• [Exercise brief]
From the records below, count the lines containing the word "label" and give only that number.

── Records shown ──

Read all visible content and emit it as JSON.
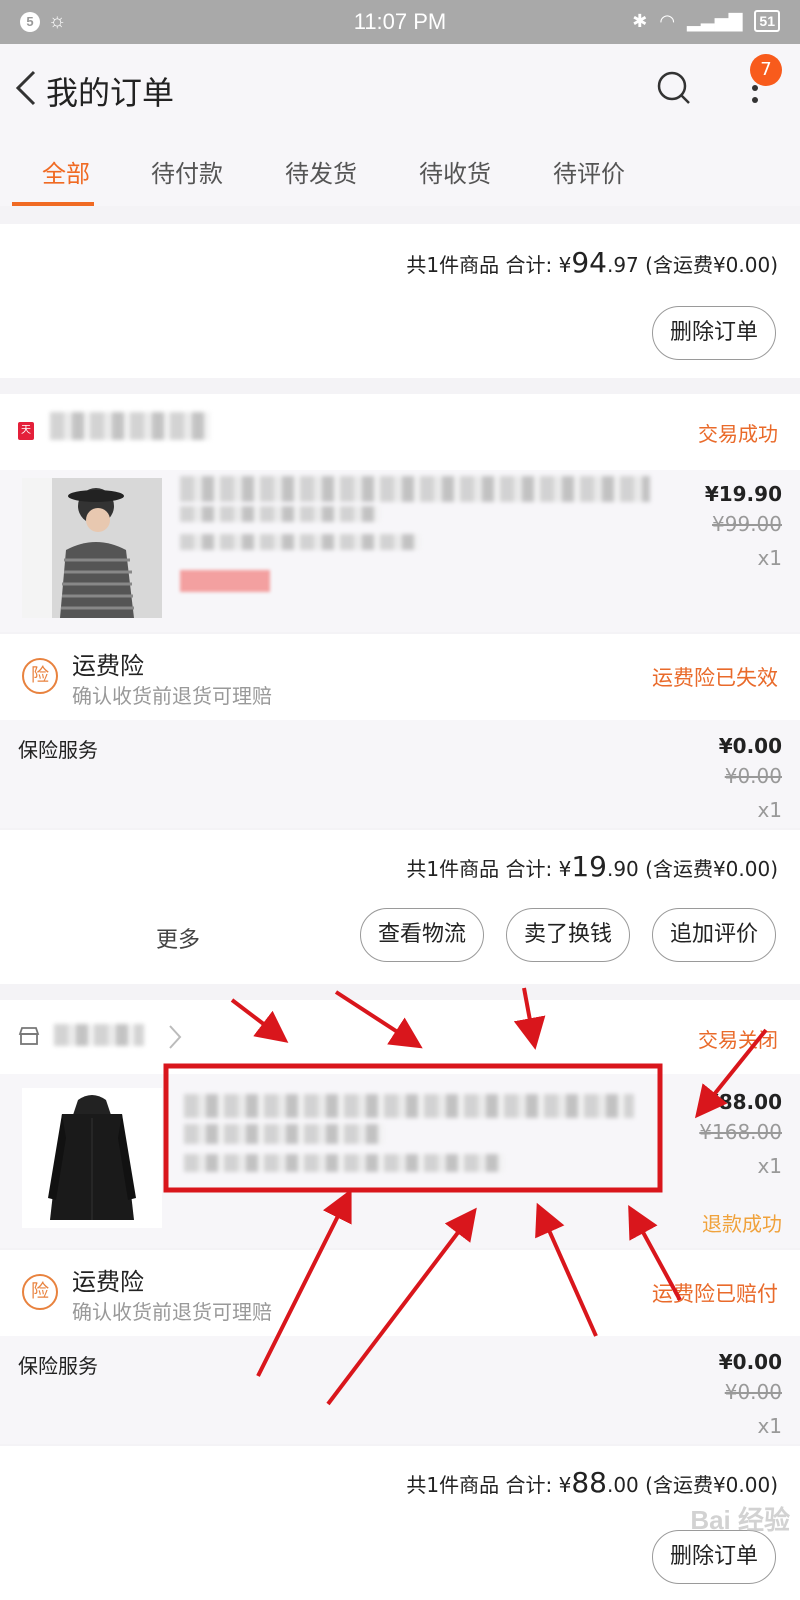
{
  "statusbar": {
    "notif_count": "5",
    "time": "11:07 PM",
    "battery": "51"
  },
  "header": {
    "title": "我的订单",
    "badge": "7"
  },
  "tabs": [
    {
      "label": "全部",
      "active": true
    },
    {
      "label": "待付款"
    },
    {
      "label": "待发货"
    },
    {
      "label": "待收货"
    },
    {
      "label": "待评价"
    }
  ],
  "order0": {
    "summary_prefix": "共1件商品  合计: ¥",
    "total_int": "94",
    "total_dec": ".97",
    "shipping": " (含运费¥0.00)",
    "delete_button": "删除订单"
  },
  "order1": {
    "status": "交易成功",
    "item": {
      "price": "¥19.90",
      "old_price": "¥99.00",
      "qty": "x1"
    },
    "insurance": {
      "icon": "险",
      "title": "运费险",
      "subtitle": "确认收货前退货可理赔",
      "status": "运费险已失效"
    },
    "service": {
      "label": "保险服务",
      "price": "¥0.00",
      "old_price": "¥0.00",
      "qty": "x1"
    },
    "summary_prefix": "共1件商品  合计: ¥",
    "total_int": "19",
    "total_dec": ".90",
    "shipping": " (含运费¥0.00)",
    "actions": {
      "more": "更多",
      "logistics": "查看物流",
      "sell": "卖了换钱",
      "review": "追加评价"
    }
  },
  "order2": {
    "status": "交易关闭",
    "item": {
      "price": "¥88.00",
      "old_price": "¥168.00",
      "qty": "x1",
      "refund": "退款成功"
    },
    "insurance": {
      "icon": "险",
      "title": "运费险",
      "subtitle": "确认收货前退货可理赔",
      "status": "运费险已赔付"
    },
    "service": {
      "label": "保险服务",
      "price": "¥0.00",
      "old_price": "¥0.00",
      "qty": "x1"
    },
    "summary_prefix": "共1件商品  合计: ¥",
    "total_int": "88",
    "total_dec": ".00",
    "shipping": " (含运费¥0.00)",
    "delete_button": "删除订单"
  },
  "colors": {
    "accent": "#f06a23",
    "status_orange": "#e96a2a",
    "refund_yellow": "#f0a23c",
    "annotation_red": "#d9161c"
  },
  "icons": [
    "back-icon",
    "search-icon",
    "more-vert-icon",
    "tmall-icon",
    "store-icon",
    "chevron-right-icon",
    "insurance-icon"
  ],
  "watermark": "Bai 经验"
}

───

• [Response area]
7